** INPUT FOR THIS TASK follows **
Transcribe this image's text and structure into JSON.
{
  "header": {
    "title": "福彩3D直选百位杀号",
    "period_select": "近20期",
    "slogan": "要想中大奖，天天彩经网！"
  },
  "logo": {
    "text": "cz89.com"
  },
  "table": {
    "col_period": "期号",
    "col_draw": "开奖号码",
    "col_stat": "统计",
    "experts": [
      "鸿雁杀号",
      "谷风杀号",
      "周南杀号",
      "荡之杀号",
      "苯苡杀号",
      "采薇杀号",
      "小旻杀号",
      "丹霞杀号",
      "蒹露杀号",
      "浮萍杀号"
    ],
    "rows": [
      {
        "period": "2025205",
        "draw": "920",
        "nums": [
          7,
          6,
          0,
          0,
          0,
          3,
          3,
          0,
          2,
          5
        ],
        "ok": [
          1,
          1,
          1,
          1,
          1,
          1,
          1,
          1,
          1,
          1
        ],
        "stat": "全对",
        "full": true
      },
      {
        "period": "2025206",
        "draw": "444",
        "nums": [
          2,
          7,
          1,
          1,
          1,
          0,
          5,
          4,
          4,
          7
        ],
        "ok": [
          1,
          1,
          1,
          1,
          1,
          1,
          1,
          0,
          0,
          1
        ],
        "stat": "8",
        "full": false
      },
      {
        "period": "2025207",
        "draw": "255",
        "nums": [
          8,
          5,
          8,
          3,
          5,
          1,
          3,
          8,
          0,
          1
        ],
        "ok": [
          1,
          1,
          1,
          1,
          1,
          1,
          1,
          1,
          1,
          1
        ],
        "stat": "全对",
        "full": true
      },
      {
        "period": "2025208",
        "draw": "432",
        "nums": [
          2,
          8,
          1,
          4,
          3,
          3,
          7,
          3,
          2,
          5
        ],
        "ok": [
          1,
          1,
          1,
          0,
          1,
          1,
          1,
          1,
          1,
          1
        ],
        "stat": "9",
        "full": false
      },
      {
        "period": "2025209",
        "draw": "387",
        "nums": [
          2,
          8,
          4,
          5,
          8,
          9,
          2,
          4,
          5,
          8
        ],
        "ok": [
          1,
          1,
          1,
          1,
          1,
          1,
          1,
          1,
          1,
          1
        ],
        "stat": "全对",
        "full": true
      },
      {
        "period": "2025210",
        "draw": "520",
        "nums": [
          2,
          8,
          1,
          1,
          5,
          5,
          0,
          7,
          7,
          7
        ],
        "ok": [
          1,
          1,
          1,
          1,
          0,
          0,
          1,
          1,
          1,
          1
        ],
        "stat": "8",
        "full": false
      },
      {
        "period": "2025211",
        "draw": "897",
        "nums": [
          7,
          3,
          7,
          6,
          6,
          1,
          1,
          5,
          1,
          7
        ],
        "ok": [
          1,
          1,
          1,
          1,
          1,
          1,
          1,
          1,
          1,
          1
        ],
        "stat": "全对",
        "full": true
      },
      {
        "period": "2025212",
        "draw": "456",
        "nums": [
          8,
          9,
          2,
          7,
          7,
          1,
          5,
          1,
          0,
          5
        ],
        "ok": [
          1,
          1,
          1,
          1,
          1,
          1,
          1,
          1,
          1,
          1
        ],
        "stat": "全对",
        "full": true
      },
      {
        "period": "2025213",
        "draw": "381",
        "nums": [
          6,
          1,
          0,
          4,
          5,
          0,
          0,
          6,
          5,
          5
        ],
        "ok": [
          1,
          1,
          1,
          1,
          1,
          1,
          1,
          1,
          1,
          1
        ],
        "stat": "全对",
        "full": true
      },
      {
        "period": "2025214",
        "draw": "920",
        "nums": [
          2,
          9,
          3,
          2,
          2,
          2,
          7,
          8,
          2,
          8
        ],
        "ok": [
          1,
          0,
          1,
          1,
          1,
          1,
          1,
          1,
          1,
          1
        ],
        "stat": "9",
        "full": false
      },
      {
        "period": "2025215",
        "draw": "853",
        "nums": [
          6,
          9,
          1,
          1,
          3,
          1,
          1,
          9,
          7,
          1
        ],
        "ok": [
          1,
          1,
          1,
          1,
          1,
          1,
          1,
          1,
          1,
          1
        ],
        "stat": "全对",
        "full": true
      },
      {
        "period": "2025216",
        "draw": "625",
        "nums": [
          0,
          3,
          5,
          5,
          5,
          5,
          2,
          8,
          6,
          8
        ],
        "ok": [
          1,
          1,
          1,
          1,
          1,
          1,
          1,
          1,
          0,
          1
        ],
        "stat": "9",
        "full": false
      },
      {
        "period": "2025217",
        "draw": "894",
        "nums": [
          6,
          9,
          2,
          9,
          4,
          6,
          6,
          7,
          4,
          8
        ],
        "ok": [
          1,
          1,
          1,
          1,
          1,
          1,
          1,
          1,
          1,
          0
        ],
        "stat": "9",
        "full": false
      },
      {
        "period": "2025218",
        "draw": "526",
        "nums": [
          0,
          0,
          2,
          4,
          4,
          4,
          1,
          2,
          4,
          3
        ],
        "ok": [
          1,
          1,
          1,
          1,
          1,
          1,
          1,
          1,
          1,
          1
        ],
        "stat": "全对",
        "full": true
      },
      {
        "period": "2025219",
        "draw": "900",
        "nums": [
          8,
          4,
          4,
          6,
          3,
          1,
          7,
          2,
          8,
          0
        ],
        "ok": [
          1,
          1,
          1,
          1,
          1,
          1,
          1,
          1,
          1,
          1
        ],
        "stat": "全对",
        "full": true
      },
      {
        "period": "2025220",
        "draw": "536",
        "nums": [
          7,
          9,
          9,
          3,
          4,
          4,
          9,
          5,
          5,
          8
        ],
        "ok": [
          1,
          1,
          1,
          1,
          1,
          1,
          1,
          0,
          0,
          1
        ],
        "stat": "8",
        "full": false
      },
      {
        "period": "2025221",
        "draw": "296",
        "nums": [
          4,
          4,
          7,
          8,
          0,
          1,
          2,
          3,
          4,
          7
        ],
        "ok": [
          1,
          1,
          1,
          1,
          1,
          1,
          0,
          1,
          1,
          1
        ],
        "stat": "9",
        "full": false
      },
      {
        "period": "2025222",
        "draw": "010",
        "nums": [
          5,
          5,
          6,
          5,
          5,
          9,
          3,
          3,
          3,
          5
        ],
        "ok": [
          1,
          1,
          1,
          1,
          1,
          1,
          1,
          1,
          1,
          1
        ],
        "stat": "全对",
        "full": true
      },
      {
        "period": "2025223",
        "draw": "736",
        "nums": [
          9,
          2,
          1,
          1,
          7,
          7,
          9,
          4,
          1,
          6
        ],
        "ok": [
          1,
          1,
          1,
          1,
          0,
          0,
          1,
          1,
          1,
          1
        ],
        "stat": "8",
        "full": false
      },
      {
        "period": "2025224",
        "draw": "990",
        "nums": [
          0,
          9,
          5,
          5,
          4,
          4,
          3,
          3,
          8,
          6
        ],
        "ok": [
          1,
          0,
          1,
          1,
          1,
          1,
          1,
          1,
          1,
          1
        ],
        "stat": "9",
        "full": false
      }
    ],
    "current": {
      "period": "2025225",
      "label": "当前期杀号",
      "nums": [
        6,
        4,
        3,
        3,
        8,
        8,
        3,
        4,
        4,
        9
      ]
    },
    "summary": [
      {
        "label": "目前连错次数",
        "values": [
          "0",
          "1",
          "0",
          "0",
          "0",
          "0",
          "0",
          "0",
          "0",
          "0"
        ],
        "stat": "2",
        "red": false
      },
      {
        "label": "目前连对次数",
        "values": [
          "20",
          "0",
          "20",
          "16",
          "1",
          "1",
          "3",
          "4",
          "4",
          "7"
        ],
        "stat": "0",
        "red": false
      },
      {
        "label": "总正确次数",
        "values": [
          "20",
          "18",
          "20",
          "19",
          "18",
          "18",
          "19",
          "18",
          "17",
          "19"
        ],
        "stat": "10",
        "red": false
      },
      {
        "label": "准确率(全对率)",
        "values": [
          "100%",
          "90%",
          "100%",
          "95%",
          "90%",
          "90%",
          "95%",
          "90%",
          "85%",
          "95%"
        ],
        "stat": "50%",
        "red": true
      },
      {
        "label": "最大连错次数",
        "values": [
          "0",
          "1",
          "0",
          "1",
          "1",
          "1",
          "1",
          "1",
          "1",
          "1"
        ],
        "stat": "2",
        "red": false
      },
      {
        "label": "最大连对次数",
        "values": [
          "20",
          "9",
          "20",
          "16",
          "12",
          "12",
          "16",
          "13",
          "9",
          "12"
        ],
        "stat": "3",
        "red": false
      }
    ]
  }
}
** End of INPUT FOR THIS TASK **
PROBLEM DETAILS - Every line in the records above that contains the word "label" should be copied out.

EXERCISE RESPONSE -
      "label": "当前期杀号",
        "label": "目前连错次数",
        "label": "目前连对次数",
        "label": "总正确次数",
        "label": "准确率(全对率)",
        "label": "最大连错次数",
        "label": "最大连对次数",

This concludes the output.